How to Do Warrior I (Virabhadrasana I)
Warrior I is one of yoga’s foundation poses, included in just about every style of asana practice. Not surprisingly, there are a few different ways of approaching the posture including slight variations in alignment strategies. We find that for most bodies if you prioritise a squared hip it works best to take the feet slightly wider apart. (See our in-depth guide to hip alignment for much more on the squared hip position.) This stance is often described as standing on railroad tracks (feet on parallel lines) instead of a tightrope (feet on one line), and the extra width allows a little more room for your sacroiliac joint to find ease in the posture so if you have lower back issues this is a particularly good idea. Happily, Liforme’s AlignForMe system makes it easy to see and feel the difference and decide what works for you, and, crucially, the markers will help you to align your hips evenly when you do the posture on each side. In the upper body, we recommend back-bending that focuses on heart opening rather than lumbar extension. It’s all described in detail with lots of options below!
Benefits of Warrior I
• Strengthens the legs, back, shoulders, arms and core.
• Stretches the hamstrings, intercostals muscles, chest, shoulders, and the all-important psoas.
• Improves balance and body awareness.
1. Begin in Downward Facing Dog. On an exhalation, step your right foot forward to the inside of your right hand. Bend your right knee directly over your right ankle.
2. Pivot on the ball of your left foot to bring your heel toward the Central Line on your Liforme mat. Drop your left heel onto the mat using the 45-degree Line to gauge the angle that feels comfortable to you. For many people, the back foot at about 45 degrees works well but we may adjust this later to help square the hips forward.
3. If you’re going for the tightrope alignment, use the Central Line to make sure that your front heel aligns with your back heel. To go for more of a railroad track configuration, scoot each foot out toward the edges of the mat (away from the Central line), as far as you need to go to feel that space in the SI joint. This is the alignment with the greatest stability.
4. Once you have your feet set up, bring your hands to your hips and on an inhalation, rise up to stack your shoulders over your hips.
5. We’re pausing with the hands on the hips for a few breaths to check our hip alignment (you don’t have to do this every time but it’s instructive to revisit periodically). The idea is to direct both hip points toward the front of the mat like two car headlights so the hips are level and squared. Generally, the back leg needs to rotate strongly inward to bring that hip forward a bit. Make sure to keep both heels grounded throughout. If it seems like a good idea to step your feet a little wider at this point, go ahead. You may also find it helpful to narrow the angle of your back foot’s turnout here.

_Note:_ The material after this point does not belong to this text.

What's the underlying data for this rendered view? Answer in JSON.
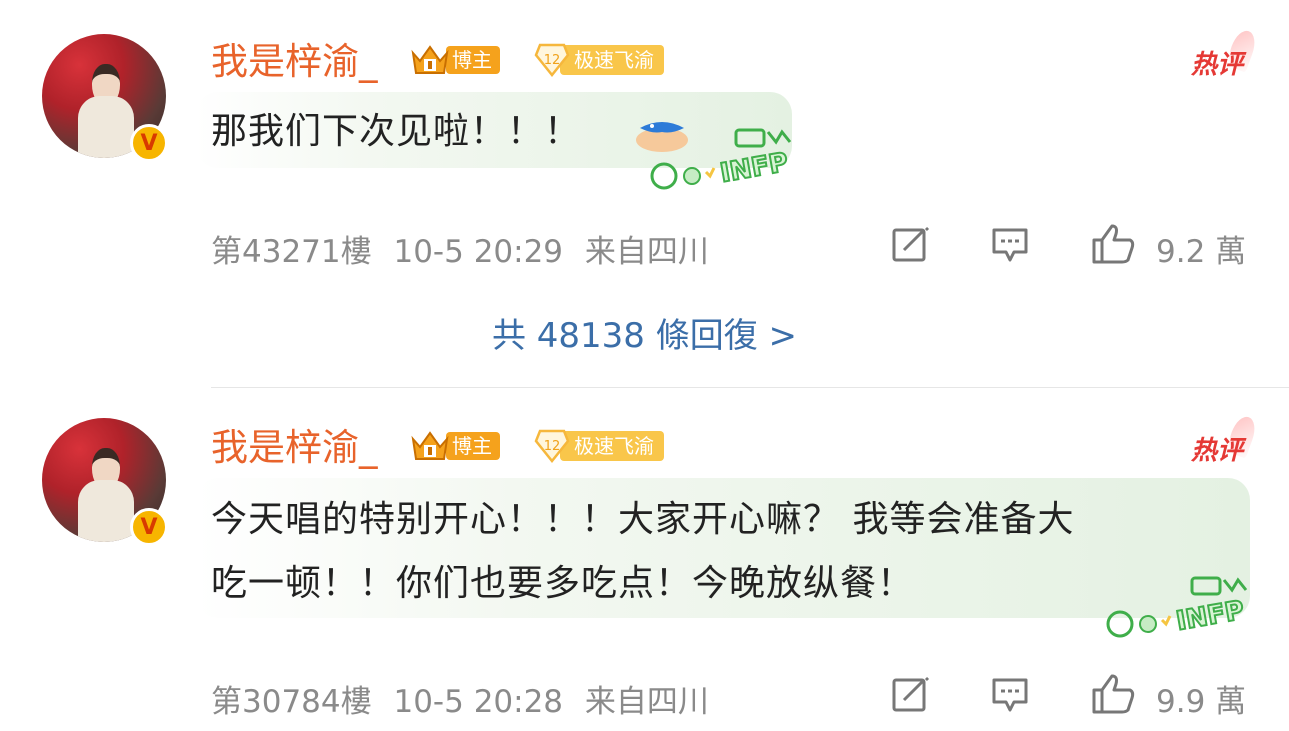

6. Bend your right knee so that it comes directly over your right ankle. Bring your right thigh as close to parallel to the floor as possible, bearing in mind that it takes time to build up the strength and flexibility for this.
7. Hug your thigh muscles to the bone on each leg to strengthen your foundation. Ground through both feet, paying particular attention to the left heel. Make sure the left leg stays straight and long throughout the pose.
8. Once you feel like your base is stable, inhale to lift your arms up. There are a lot of variations for the arm position as well. The pose is often shown with the arms straight, palms pressed together overhead, and the gaze up at the thumbs. This is one option, but it’s hard to relax your shoulders in this position and it can create an awkward angle for the neck. For many people, it’s much more comfortable to keep the arms parallel to one another with the palms facing but not touching. Then you can continue to move your shoulders away from your ears and take the gaze either slightly upwards or straight ahead. If the shoulders are particularly sensitive, try bringing the arms into a cactus shape instead.
9. Now that your arms are sorted, let’s talk about the spine. Once again, you have options. Warrior I is sometimes treated like a backbend but that can compromise the hip alignment that we have worked so hard for and crunch the lower back. Instead, take the opportunity to open the chest and take a slight extension of the upper spine. Keep your navel drawing gently toward your spine.
10. Once you’ve made all your decisions and calibrated your alignment, take several breaths to just be in the pose. No yoga posture is ever static. Constant fluctuations and adjustments are to be expected. Chances are that in a flow class, you’re not going to have time to focus on each part of the pose at such a granular level. That’s why it’s important to occasionally spend some time with this posture and get the alignment you want back into your muscle memory.
The steps described above bring you into one of the most accessible versions of the pose. Your teacher may instruct it differently and you may find that some other configuration works better for your body. We’re cool with that. Whatever alignment you choose, Liforme’s amazing grip and alignment guides are there to support you.